[Start of Attachment]

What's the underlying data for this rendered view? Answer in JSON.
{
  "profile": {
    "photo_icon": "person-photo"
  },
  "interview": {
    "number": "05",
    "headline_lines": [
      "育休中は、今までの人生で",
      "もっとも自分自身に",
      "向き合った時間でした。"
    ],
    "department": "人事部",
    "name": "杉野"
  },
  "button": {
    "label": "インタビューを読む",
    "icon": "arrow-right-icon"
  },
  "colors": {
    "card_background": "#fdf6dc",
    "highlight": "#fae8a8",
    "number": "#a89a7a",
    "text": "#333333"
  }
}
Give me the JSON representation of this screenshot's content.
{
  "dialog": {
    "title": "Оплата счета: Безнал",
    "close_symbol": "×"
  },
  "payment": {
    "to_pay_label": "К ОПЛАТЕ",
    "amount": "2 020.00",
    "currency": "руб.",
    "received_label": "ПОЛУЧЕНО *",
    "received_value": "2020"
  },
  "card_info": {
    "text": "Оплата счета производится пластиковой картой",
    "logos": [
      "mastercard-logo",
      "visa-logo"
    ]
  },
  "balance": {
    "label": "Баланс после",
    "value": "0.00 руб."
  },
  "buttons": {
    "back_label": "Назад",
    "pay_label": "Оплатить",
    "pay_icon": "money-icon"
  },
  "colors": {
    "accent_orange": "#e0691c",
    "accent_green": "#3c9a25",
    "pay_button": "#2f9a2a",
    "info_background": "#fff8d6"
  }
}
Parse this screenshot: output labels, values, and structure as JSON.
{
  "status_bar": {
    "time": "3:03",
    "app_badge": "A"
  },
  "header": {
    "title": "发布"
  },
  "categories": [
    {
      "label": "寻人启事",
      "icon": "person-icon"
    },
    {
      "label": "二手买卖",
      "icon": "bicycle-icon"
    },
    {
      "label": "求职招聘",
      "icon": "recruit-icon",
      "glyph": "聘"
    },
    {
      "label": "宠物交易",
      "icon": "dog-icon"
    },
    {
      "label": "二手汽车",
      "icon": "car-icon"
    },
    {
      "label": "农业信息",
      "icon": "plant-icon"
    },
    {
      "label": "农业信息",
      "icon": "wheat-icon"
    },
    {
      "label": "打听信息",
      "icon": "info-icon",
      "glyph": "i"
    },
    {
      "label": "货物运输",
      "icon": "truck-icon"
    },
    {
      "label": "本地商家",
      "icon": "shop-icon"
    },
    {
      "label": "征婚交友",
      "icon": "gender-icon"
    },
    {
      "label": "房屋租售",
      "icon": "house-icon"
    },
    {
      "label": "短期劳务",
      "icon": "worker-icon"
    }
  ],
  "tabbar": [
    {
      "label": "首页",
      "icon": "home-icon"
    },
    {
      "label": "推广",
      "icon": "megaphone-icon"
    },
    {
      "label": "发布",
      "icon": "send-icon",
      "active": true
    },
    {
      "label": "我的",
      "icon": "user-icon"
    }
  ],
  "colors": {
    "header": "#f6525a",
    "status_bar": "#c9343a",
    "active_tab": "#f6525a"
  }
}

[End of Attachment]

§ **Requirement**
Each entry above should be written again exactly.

§ **Response box**
What's the underlying data for this rendered view? Answer in JSON.
{
  "profile": {
    "photo_icon": "person-photo"
  },
  "interview": {
    "number": "05",
    "headline_lines": [
      "育休中は、今までの人生で",
      "もっとも自分自身に",
      "向き合った時間でした。"
    ],
    "department": "人事部",
    "name": "杉野"
  },
  "button": {
    "label": "インタビューを読む",
    "icon": "arrow-right-icon"
  },
  "colors": {
    "card_background": "#fdf6dc",
    "highlight": "#fae8a8",
    "number": "#a89a7a",
    "text": "#333333"
  }
}
Give me the JSON representation of this screenshot's content.
{
  "dialog": {
    "title": "Оплата счета: Безнал",
    "close_symbol": "×"
  },
  "payment": {
    "to_pay_label": "К ОПЛАТЕ",
    "amount": "2 020.00",
    "currency": "руб.",
    "received_label": "ПОЛУЧЕНО *",
    "received_value": "2020"
  },
  "card_info": {
    "text": "Оплата счета производится пластиковой картой",
    "logos": [
      "mastercard-logo",
      "visa-logo"
    ]
  },
  "balance": {
    "label": "Баланс после",
    "value": "0.00 руб."
  },
  "buttons": {
    "back_label": "Назад",
    "pay_label": "Оплатить",
    "pay_icon": "money-icon"
  },
  "colors": {
    "accent_orange": "#e0691c",
    "accent_green": "#3c9a25",
    "pay_button": "#2f9a2a",
    "info_background": "#fff8d6"
  }
}
Parse this screenshot: output labels, values, and structure as JSON.
{
  "status_bar": {
    "time": "3:03",
    "app_badge": "A"
  },
  "header": {
    "title": "发布"
  },
  "categories": [
    {
      "label": "寻人启事",
      "icon": "person-icon"
    },
    {
      "label": "二手买卖",
      "icon": "bicycle-icon"
    },
    {
      "label": "求职招聘",
      "icon": "recruit-icon",
      "glyph": "聘"
    },
    {
      "label": "宠物交易",
      "icon": "dog-icon"
    },
    {
      "label": "二手汽车",
      "icon": "car-icon"
    },
    {
      "label": "农业信息",
      "icon": "plant-icon"
    },
    {
      "label": "农业信息",
      "icon": "wheat-icon"
    },
    {
      "label": "打听信息",
      "icon": "info-icon",
      "glyph": "i"
    },
    {
      "label": "货物运输",
      "icon": "truck-icon"
    },
    {
      "label": "本地商家",
      "icon": "shop-icon"
    },
    {
      "label": "征婚交友",
      "icon": "gender-icon"
    },
    {
      "label": "房屋租售",
      "icon": "house-icon"
    },
    {
      "label": "短期劳务",
      "icon": "worker-icon"
    }
  ],
  "tabbar": [
    {
      "label": "首页",
      "icon": "home-icon"
    },
    {
      "label": "推广",
      "icon": "megaphone-icon"
    },
    {
      "label": "发布",
      "icon": "send-icon",
      "active": true
    },
    {
      "label": "我的",
      "icon": "user-icon"
    }
  ],
  "colors": {
    "header": "#f6525a",
    "status_bar": "#c9343a",
    "active_tab": "#f6525a"
  }
}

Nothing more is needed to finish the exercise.